Holy Father, keep them in your name that you have given me, so that they may be one, just as we are. Gospel of John 17:11
Twentieth-century writers during the World Wars such as T. S. Eliot, Flannery O’Connor, Thomas Merton, and Dorothy Day catalogued the spiritual bankruptcy of the twentieth century and called for spiritual renewal. The Christian Evangelist Billy Graham began a lifelong crusade for Americans to find Peace with God through our Lord Jesus Christ.
The surprise announcement of the Second Vatican Council by Pope St. John XXIII was welcomed with open arms by all of Christianity, for the Pope called not only for an intense spiritual cultivation of the modern world, but also sought Christian unity. His opening speech convening the Second Vatican Council on October 11, 1962 referred to Jesus in the Gospel of John (17:11): “The Catholic Church, therefore, considers it her duty to work actively so that there may be fulfilled the great mystery of that unity, which Jesus Christ invoked with fervent prayer from His heavenly Father on the eve of His sacrifice.”

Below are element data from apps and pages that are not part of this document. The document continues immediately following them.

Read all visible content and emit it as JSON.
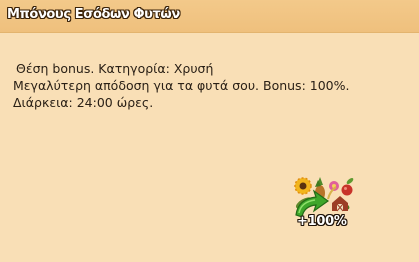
{
  "panel": {
    "title": "Μπόνους Εσόδων Φυτών",
    "description_line1": "Θέση bonus. Κατηγορία: Χρυσή",
    "description_line2": "Μεγαλύτερη απόδοση για τα φυτά σου. Bonus: 100%. Διάρκεια: 24:00 ώρες."
  },
  "badge": {
    "icon": "plants-bonus-icon",
    "label": "+100%"
  },
  "colors": {
    "panel_background": "#f9dfb6",
    "titlebar_background": "#efc07d",
    "title_text": "#ffffff",
    "body_text": "#2a2016"
  }
}
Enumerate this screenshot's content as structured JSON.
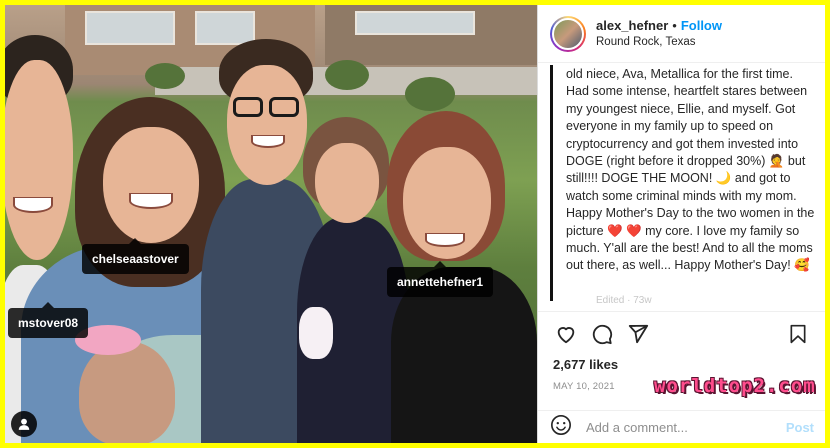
{
  "header": {
    "username": "alex_hefner",
    "separator": "•",
    "follow_label": "Follow",
    "location": "Round Rock, Texas"
  },
  "caption": {
    "text": "old niece, Ava, Metallica for the first time. Had some intense, heartfelt stares between my youngest niece, Ellie, and myself. Got everyone in my family up to speed on cryptocurrency and got them invested into DOGE (right before it dropped 30%) 🤦 but still!!!! DOGE THE MOON! 🌙 and got to watch some criminal minds with my mom. Happy Mother's Day to the two women in the picture ❤️ ❤️ my core. I love my family so much. Y'all are the best! And to all the moms out there, as well... Happy Mother's Day! 🥰",
    "edited": "Edited · 73w"
  },
  "tags": {
    "tag1": "chelseaastover",
    "tag2": "annettehefner1",
    "tag3": "mstover08"
  },
  "engagement": {
    "likes": "2,677 likes",
    "date": "MAY 10, 2021"
  },
  "comment": {
    "placeholder": "Add a comment...",
    "post_label": "Post"
  },
  "watermark": "worldtop2.com",
  "icons": {
    "like": "heart-icon",
    "comment": "comment-icon",
    "share": "share-icon",
    "save": "bookmark-icon",
    "emoji": "emoji-icon",
    "user_tags": "user-tag-icon"
  },
  "colors": {
    "frame": "#ffff00",
    "follow": "#0095f6",
    "post_disabled": "#b2dffc",
    "text": "#262626",
    "muted": "#8e8e8e"
  }
}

This effort towards unity accelerated the original call for Christian unity by the Protestant World Missionary Conference of Edinburgh in 1910, which recognized the lack of Christian unity proved to be a grave impediment to bringing non-Christians into the Church.
The Second Vatican Council literally “reset the course” for the Catholic Church, a Church which had been described by some as a fortress Church embattled during the Enlightenment and the Modernist era. To coin the expression of Hans Urs von Balthazar in 1952, the time had come to raze the bastions of the Church. It was time for the aggiornamento of Pope John XXIII, the “opening of the window” of the Church to the outside world, “a translation of the Christian message into an intellectual language understandable by the modern world.” The four Constitutions, nine Decrees, and three Declarations of Vatican II produced seven major contributions:
1) The Constitution on the Sacred Liturgy, Sacrosanctum Concilium, authorized the Mass to be said in the native language, allowing the liturgy to be intelligible to the layman and helping secure their participation to the fullest.
2) The Dogmatic Constitution of the Church, Lumen Gentium, shifted the emphasis of the Church away from its pyramidal structure to the vision of the whole People of God. The spirit of ecumenism and the change of heart towards all Christian brethren was truly a gift of the Holy Spirit. Lumen Gentium declared “the one Church of Jesus Christ subsists in the Catholic Church, although many elements of sanctification and truth exist outside its visible structure, elements which impel toward catholic unity.” The vows of poverty, chastity, and obedience are ever more important for the religious orders to serve as examples for the modern world. The role of the laity to order temporal affairs to the plan of God was emphasized.
3) The Constitution on Divine Revelation, Dei Verbum, reaffirmed the historicity of the Gospels and that Scripture and Tradition form one deposit of faith.
4) The Pastoral Constitution of the Church in the Modern World, Gaudium et Spes, called for dialogue with the modern secular world. Dr. Alan Schreck of Franciscan University offered 3 keys to Gaudium et Spes: (a) the root of the world’s problems is found in the human heart. (b) God has created each person in his image and likeness and therefore each person has his own value and dignity. (c) The need for the Church to be a prophetic witness of the truth and to proclaim Jesus Christ. Vatican II led to the creation of the Catechism of the Catholic Church, first published in 1992 and updated in 2000. Pope John Paul II called Gaudium et Spes the “magna carta of human activity, to be safeguarded and promoted.”
5) The Decree on Eastern Catholic Churches had a dramatic impact on the growth and viability of the Eastern Catholic Churches.
6) The Declaration on Religious Liberty recognized that the human person has a right to religious freedom.
7) The greatest fruit of the Second Vatican Council was the exceptional Papacy of John Paul II, who integrated the vision of Vatican II into the life of his Papacy. In fact, the Pope, in his 1994 book Crossing The Threshold of Hope, called the Second Vatican Council “the Seminary of the Holy Spirit.”